### EXERCISE DIRECTIONS
Reproduce the following entries verbatim, each one complete.

>>>>

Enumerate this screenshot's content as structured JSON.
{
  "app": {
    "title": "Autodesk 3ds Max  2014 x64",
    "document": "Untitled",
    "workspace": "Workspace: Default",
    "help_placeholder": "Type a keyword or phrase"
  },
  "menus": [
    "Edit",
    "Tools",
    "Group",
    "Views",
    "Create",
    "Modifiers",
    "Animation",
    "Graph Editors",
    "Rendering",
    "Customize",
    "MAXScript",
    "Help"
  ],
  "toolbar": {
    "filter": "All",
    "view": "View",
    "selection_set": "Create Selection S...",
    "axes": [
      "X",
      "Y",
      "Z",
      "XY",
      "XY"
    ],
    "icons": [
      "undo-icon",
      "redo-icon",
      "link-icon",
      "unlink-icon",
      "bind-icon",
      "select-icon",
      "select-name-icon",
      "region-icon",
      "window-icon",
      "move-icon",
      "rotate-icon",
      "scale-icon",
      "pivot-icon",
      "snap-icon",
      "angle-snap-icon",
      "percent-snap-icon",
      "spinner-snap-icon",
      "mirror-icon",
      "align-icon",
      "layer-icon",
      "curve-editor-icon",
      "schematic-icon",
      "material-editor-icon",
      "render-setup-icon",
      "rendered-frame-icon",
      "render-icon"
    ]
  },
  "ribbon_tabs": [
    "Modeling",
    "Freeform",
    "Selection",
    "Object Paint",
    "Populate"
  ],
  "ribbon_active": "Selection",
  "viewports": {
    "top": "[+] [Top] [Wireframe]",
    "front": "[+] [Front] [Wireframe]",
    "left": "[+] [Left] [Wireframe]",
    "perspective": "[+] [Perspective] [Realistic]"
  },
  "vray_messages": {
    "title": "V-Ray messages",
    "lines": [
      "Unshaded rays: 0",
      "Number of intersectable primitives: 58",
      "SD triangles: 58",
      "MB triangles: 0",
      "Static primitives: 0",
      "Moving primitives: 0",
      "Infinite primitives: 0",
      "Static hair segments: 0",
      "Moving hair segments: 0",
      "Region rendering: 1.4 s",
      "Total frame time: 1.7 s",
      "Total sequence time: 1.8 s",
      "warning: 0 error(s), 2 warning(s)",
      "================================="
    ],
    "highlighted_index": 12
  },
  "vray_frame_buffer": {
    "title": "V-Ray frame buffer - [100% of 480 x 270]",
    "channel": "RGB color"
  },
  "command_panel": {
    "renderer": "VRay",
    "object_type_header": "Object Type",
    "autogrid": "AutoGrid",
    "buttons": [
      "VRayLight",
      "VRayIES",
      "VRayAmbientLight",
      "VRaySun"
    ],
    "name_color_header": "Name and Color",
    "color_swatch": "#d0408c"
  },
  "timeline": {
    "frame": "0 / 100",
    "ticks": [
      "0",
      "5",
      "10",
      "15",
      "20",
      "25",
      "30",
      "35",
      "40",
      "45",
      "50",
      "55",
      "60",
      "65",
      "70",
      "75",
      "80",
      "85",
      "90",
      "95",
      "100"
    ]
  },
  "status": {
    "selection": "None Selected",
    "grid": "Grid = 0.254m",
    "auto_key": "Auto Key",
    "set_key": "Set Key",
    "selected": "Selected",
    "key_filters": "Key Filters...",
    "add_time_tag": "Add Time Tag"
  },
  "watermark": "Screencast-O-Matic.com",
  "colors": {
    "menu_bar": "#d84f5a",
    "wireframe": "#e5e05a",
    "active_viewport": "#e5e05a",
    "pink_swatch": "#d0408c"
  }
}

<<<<

### OUTPUT
Enumerate this screenshot's content as structured JSON.
{
  "app": {
    "title": "Autodesk 3ds Max  2014 x64",
    "document": "Untitled",
    "workspace": "Workspace: Default",
    "help_placeholder": "Type a keyword or phrase"
  },
  "menus": [
    "Edit",
    "Tools",
    "Group",
    "Views",
    "Create",
    "Modifiers",
    "Animation",
    "Graph Editors",
    "Rendering",
    "Customize",
    "MAXScript",
    "Help"
  ],
  "toolbar": {
    "filter": "All",
    "view": "View",
    "selection_set": "Create Selection S...",
    "axes": [
      "X",
      "Y",
      "Z",
      "XY",
      "XY"
    ],
    "icons": [
      "undo-icon",
      "redo-icon",
      "link-icon",
      "unlink-icon",
      "bind-icon",
      "select-icon",
      "select-name-icon",
      "region-icon",
      "window-icon",
      "move-icon",
      "rotate-icon",
      "scale-icon",
      "pivot-icon",
      "snap-icon",
      "angle-snap-icon",
      "percent-snap-icon",
      "spinner-snap-icon",
      "mirror-icon",
      "align-icon",
      "layer-icon",
      "curve-editor-icon",
      "schematic-icon",
      "material-editor-icon",
      "render-setup-icon",
      "rendered-frame-icon",
      "render-icon"
    ]
  },
  "ribbon_tabs": [
    "Modeling",
    "Freeform",
    "Selection",
    "Object Paint",
    "Populate"
  ],
  "ribbon_active": "Selection",
  "viewports": {
    "top": "[+] [Top] [Wireframe]",
    "front": "[+] [Front] [Wireframe]",
    "left": "[+] [Left] [Wireframe]",
    "perspective": "[+] [Perspective] [Realistic]"
  },
  "vray_messages": {
    "title": "V-Ray messages",
    "lines": [
      "Unshaded rays: 0",
      "Number of intersectable primitives: 58",
      "SD triangles: 58",
      "MB triangles: 0",
      "Static primitives: 0",
      "Moving primitives: 0",
      "Infinite primitives: 0",
      "Static hair segments: 0",
      "Moving hair segments: 0",
      "Region rendering: 1.4 s",
      "Total frame time: 1.7 s",
      "Total sequence time: 1.8 s",
      "warning: 0 error(s), 2 warning(s)",
      "================================="
    ],
    "highlighted_index": 12
  },
  "vray_frame_buffer": {
    "title": "V-Ray frame buffer - [100% of 480 x 270]",
    "channel": "RGB color"
  },
  "command_panel": {
    "renderer": "VRay",
    "object_type_header": "Object Type",
    "autogrid": "AutoGrid",
    "buttons": [
      "VRayLight",
      "VRayIES",
      "VRayAmbientLight",
      "VRaySun"
    ],
    "name_color_header": "Name and Color",
    "color_swatch": "#d0408c"
  },
  "timeline": {
    "frame": "0 / 100",
    "ticks": [
      "0",
      "5",
      "10",
      "15",
      "20",
      "25",
      "30",
      "35",
      "40",
      "45",
      "50",
      "55",
      "60",
      "65",
      "70",
      "75",
      "80",
      "85",
      "90",
      "95",
      "100"
    ]
  },
  "status": {
    "selection": "None Selected",
    "grid": "Grid = 0.254m",
    "auto_key": "Auto Key",
    "set_key": "Set Key",
    "selected": "Selected",
    "key_filters": "Key Filters...",
    "add_time_tag": "Add Time Tag"
  },
  "watermark": "Screencast-O-Matic.com",
  "colors": {
    "menu_bar": "#d84f5a",
    "wireframe": "#e5e05a",
    "active_viewport": "#e5e05a",
    "pink_swatch": "#d0408c"
  }
}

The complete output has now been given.